A Guatemalan man who purchased airplanes in Virginia for the international trafficking of tons of cocaine was sentenced to just under 22 years in prison this morning.
Fernando Chang Monroy, 37, pleaded guilty in March to conspiracy to possess with the intent to distribute 5 kilograms or more of cocaine on board an aircraft registered in the U.S. The twin-engine, turbo-prop airplanes were used to transport more than a ton of cocaine from an airfield in Venezuela to Honduras.
"As far as I can tell, it's the biggest drug case that has ever come before a Richmond court," said Erik S. Siebert, an assistant U.S. attorney told U.S. District Judge Henry E. Hudson. "I will concede the defendant is not at the top of the food chain at all. But he was dealing with them," Seibert added.
The government sought a 21-year, 11-month prison term, at the low end of the federal sentencing guidelines, citing Chang Monroy's lack of a prior criminal record and his decision not to fight extradition from Guatemala and to plead guilty which allowed authorities to not reveal confidential sources or methods used in the case.
Hudson told Chang Monroy, "I do find that you are a significant player in a major conspiracy to import huge amounts of cocaine into the United States ... it's a disturbingly serious offense."
When he was arrested in Guatemala City last year, Chang Monroy was armed with two handguns. Speaking through an interpreter this morning, the father of three told Hudson, "From the moment I was arrested I knew that I had been wrong, I wanted to accept my guilt."
"I am very sorry because I hurt so many people with drugs (that entered) the United States," said Chang Monroy. He also apologized to his family and to Hudson moments before he was sentenced.

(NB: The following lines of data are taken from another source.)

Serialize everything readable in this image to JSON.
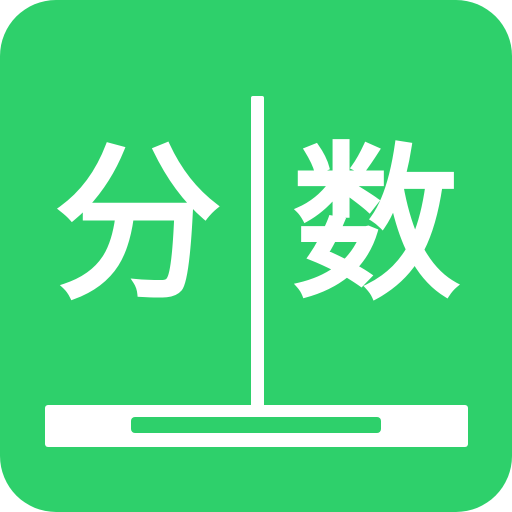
{
  "app_icon": {
    "left_character": "分",
    "right_character": "数"
  },
  "colors": {
    "background": "#2ed06b",
    "foreground": "#ffffff",
    "slot": "#2ed06b"
  }
}
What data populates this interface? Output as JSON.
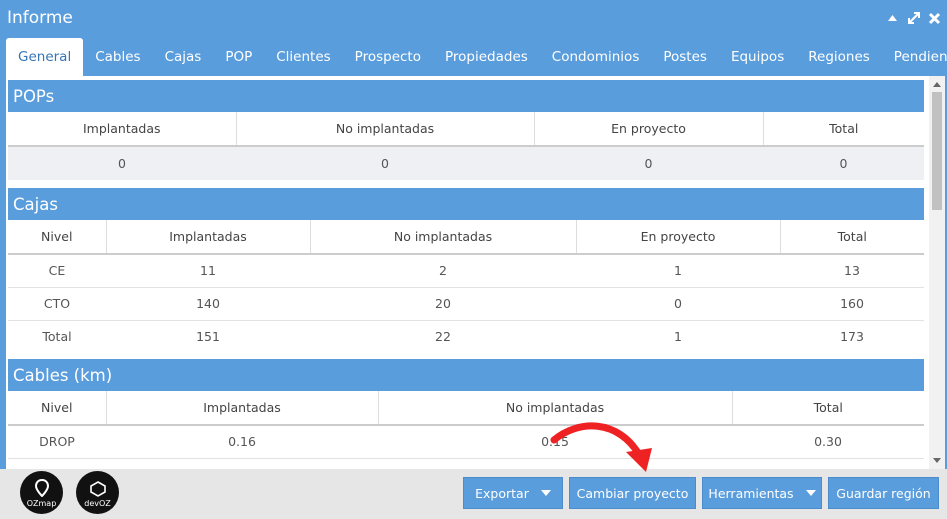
{
  "window": {
    "title": "Informe"
  },
  "tabs": [
    {
      "label": "General",
      "active": true
    },
    {
      "label": "Cables"
    },
    {
      "label": "Cajas"
    },
    {
      "label": "POP"
    },
    {
      "label": "Clientes"
    },
    {
      "label": "Prospecto"
    },
    {
      "label": "Propiedades"
    },
    {
      "label": "Condominios"
    },
    {
      "label": "Postes"
    },
    {
      "label": "Equipos"
    },
    {
      "label": "Regiones"
    },
    {
      "label": "Pendientes"
    }
  ],
  "pops": {
    "title": "POPs",
    "headers": [
      "Implantadas",
      "No implantadas",
      "En proyecto",
      "Total"
    ],
    "rows": [
      [
        "0",
        "0",
        "0",
        "0"
      ]
    ]
  },
  "cajas": {
    "title": "Cajas",
    "headers": [
      "Nivel",
      "Implantadas",
      "No implantadas",
      "En proyecto",
      "Total"
    ],
    "rows": [
      [
        "CE",
        "11",
        "2",
        "1",
        "13"
      ],
      [
        "CTO",
        "140",
        "20",
        "0",
        "160"
      ],
      [
        "Total",
        "151",
        "22",
        "1",
        "173"
      ]
    ]
  },
  "cables": {
    "title": "Cables (km)",
    "headers": [
      "Nivel",
      "Implantadas",
      "No implantadas",
      "Total"
    ],
    "rows": [
      [
        "DROP",
        "0.16",
        "0.15",
        "0.30"
      ]
    ]
  },
  "footer": {
    "logos": [
      "OZmap",
      "devOZ"
    ],
    "buttons": {
      "exportar": "Exportar",
      "cambiar": "Cambiar proyecto",
      "herramientas": "Herramientas",
      "guardar": "Guardar región"
    }
  },
  "colors": {
    "accent": "#5a9ddc",
    "annotation_arrow": "#ee2222"
  }
}
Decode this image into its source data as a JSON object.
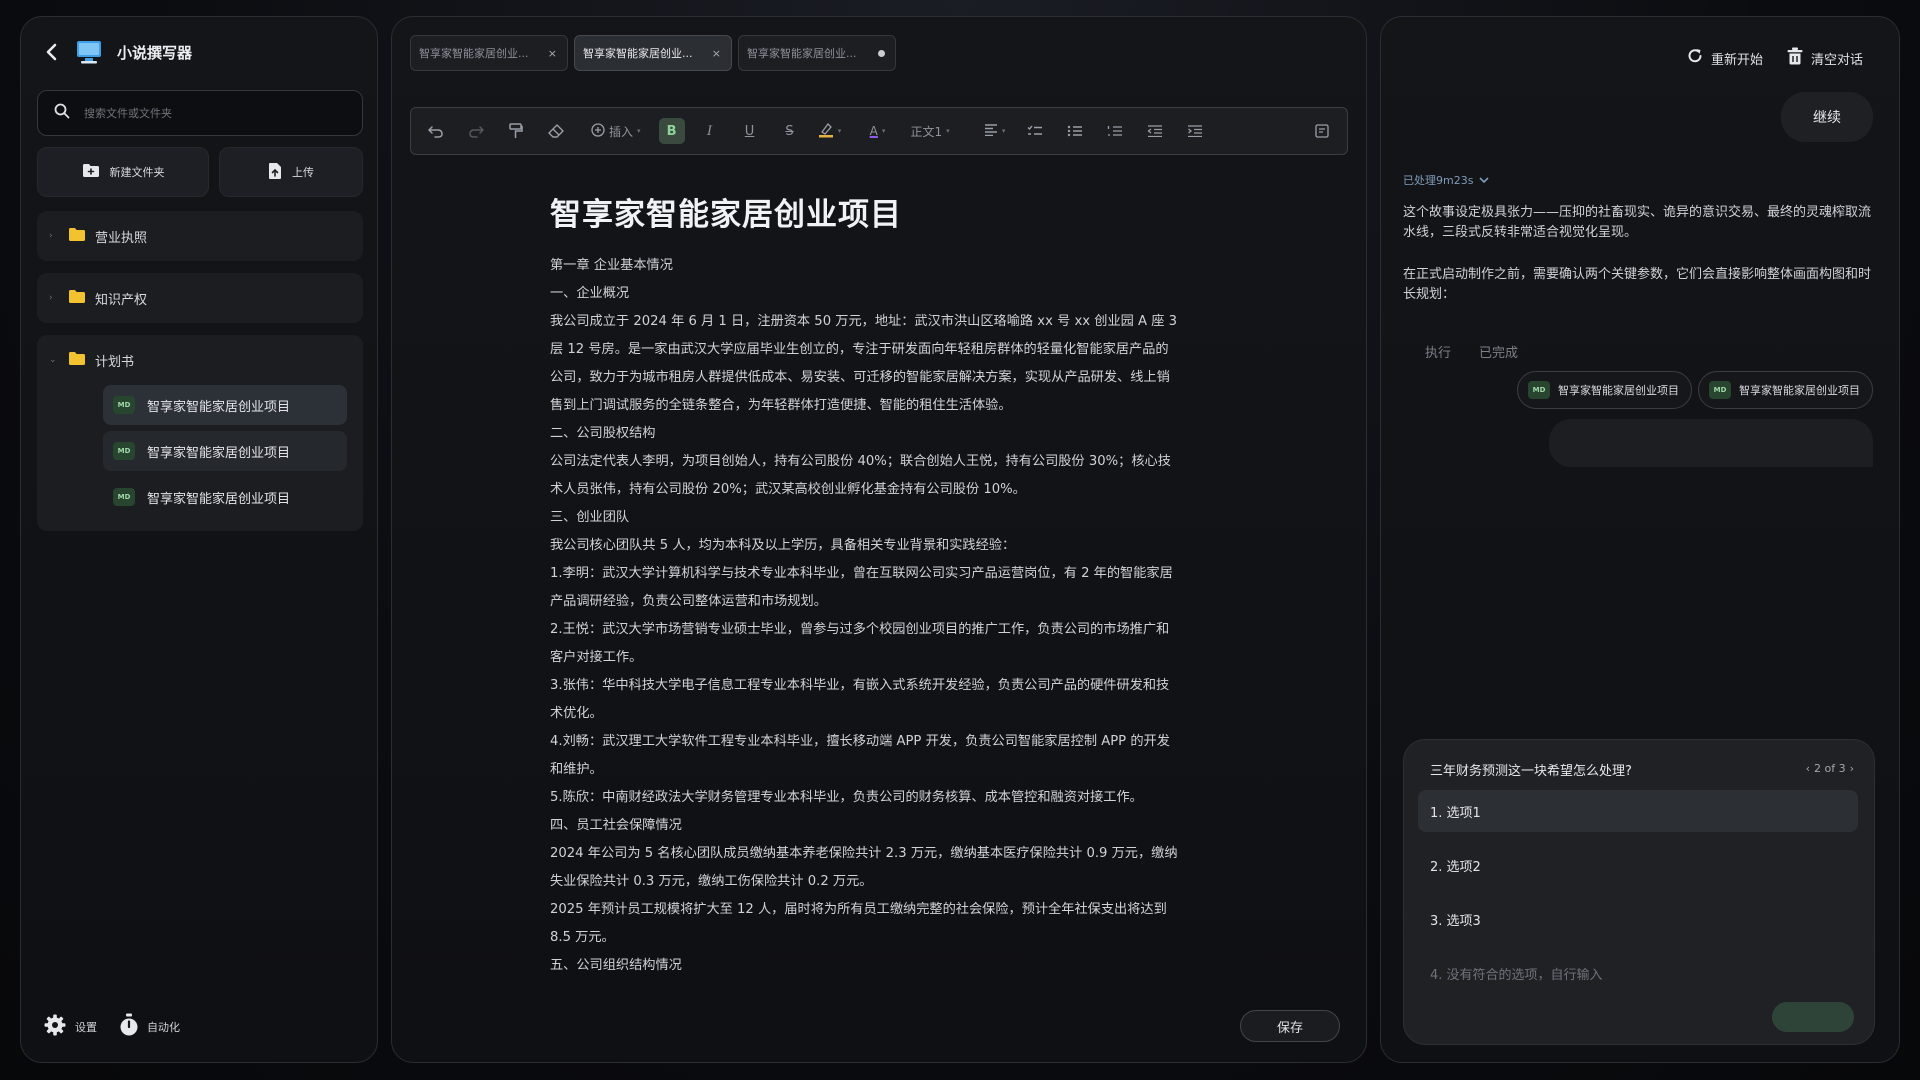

Earlier one of his lawyers, Dennis N. Urbano, of Miami, unsuccessfully sought a sentence below the guidelines arguing that his client did not play an organizing or leadership role in the conspiracy, but rather a broker or middleman.
"My client has done everything right that he absolutely could to show remorse," said Urbano.
The two Beechcraft King Airs were purchased somewhere in the federal Eastern District of Virginia. Chang Monroy admitted that the first one was sold to a Honduran drug trafficking organization for a percentage of the profit from 1,000 kilograms of cocaine transported aboard it in 2013 Venezuela, to Honduras.
The second airplane was sold to a Colombian drug trafficking organization. In 2014 it was flown to Venezuela and loaded with 1,000 kilograms of cocaine. But the pilots refused to take off despite assurances of a safe departure after seeing Venezuelan military aircraft overhead. The cocaine was taken off the aircraft and the aircraft was destroyed.
In pleading guilty, Chang Monroy also admitted to finding pilots and altering one of the aircraft to facilitate the smuggling. He also arranged for the safe passage of the aircraft through Venezuelan air space via corrupt radar operators.
It is apparently the first such prosecution in the Eastern District of Virginia. Authorities said the large used aircraft market in the U.S. plays a key role in international drug trafficking by providing an inexpensive and relatively safe way for large trafficking organizations to move drugs.
The case was investigated by the DEA, IRS and FBI, as well as police in Hanover County, Chesterfield County and Richmond, and the Virginia State Police.